**RECORDS FOR THIS EXERCISE**

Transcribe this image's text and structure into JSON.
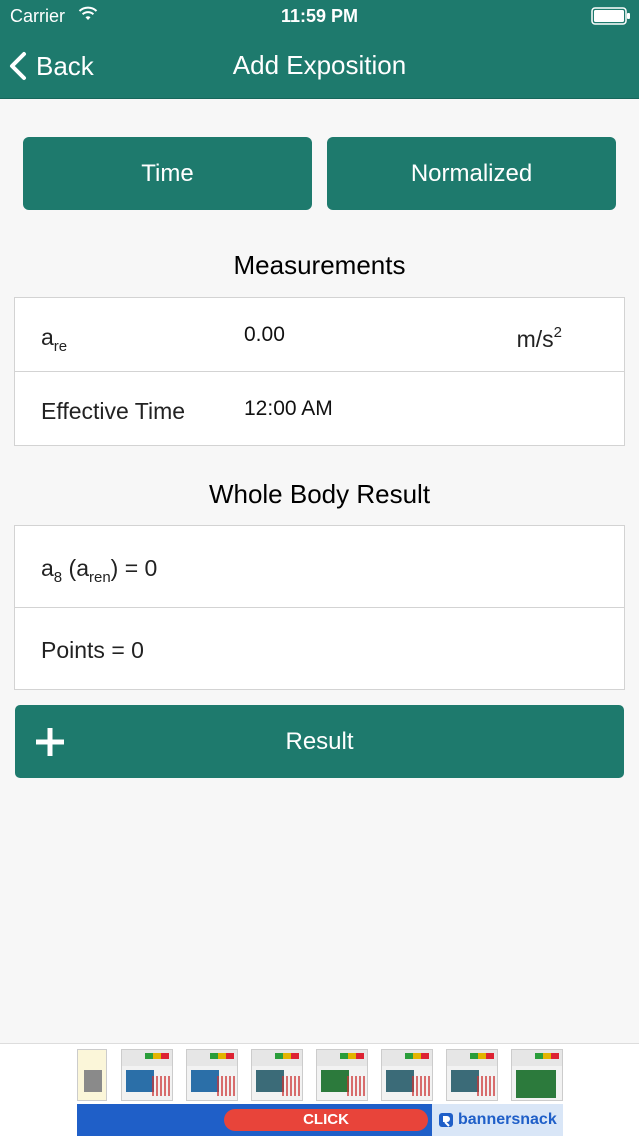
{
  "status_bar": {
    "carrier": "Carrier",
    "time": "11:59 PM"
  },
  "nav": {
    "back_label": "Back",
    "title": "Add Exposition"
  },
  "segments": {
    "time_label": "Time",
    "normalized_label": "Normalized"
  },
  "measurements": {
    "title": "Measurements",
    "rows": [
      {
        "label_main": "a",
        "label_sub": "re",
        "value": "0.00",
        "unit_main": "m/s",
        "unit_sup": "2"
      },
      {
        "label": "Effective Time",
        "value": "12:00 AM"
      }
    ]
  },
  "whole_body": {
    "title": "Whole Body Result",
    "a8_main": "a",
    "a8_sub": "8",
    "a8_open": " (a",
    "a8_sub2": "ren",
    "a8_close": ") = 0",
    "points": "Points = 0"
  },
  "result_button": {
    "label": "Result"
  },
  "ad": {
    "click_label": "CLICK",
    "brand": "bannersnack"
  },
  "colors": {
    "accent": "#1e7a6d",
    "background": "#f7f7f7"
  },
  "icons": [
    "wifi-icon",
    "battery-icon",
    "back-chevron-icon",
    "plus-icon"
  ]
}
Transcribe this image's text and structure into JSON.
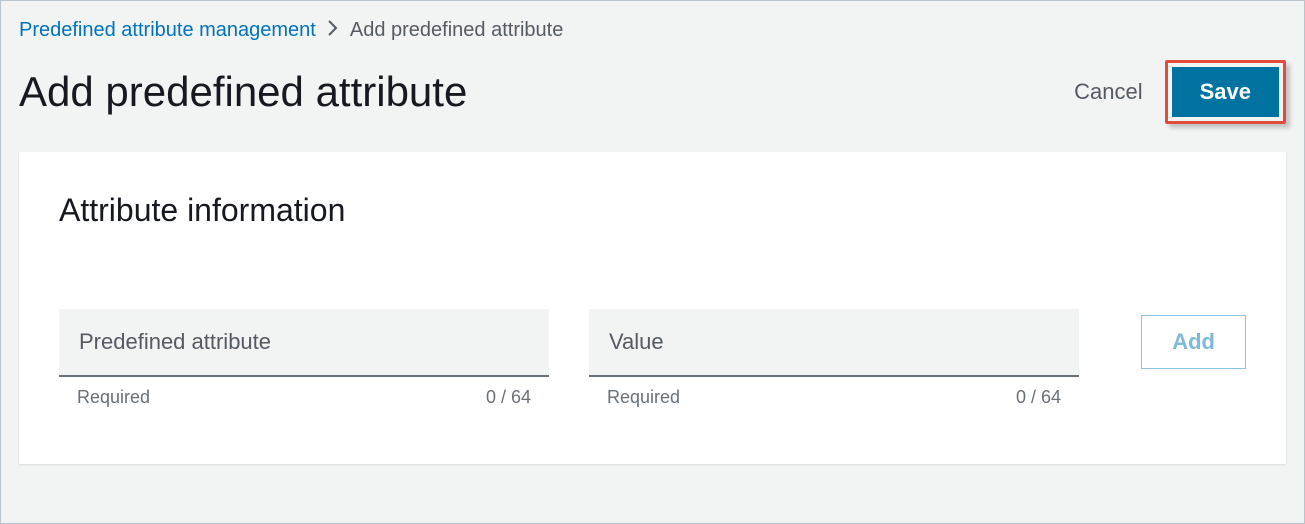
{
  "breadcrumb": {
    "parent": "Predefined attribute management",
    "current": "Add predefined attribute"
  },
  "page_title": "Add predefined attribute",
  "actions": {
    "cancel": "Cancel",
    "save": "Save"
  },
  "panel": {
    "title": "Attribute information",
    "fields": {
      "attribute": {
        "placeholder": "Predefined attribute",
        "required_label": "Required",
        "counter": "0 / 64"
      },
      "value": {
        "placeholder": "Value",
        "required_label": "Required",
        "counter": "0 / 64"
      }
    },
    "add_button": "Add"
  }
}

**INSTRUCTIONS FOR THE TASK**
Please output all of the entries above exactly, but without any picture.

**ANSWER TO THIS PROBLEM**
Transcribe this image's text and structure into JSON.
{
  "status_bar": {
    "carrier": "Carrier",
    "time": "11:59 PM"
  },
  "nav": {
    "back_label": "Back",
    "title": "Add Exposition"
  },
  "segments": {
    "time_label": "Time",
    "normalized_label": "Normalized"
  },
  "measurements": {
    "title": "Measurements",
    "rows": [
      {
        "label_main": "a",
        "label_sub": "re",
        "value": "0.00",
        "unit_main": "m/s",
        "unit_sup": "2"
      },
      {
        "label": "Effective Time",
        "value": "12:00 AM"
      }
    ]
  },
  "whole_body": {
    "title": "Whole Body Result",
    "a8_main": "a",
    "a8_sub": "8",
    "a8_open": " (a",
    "a8_sub2": "ren",
    "a8_close": ") = 0",
    "points": "Points = 0"
  },
  "result_button": {
    "label": "Result"
  },
  "ad": {
    "click_label": "CLICK",
    "brand": "bannersnack"
  },
  "colors": {
    "accent": "#1e7a6d",
    "background": "#f7f7f7"
  },
  "icons": [
    "wifi-icon",
    "battery-icon",
    "back-chevron-icon",
    "plus-icon"
  ]
}
Transcribe this image's text and structure into JSON.
{
  "breadcrumb": {
    "parent": "Predefined attribute management",
    "current": "Add predefined attribute"
  },
  "page_title": "Add predefined attribute",
  "actions": {
    "cancel": "Cancel",
    "save": "Save"
  },
  "panel": {
    "title": "Attribute information",
    "fields": {
      "attribute": {
        "placeholder": "Predefined attribute",
        "required_label": "Required",
        "counter": "0 / 64"
      },
      "value": {
        "placeholder": "Value",
        "required_label": "Required",
        "counter": "0 / 64"
      }
    },
    "add_button": "Add"
  }
}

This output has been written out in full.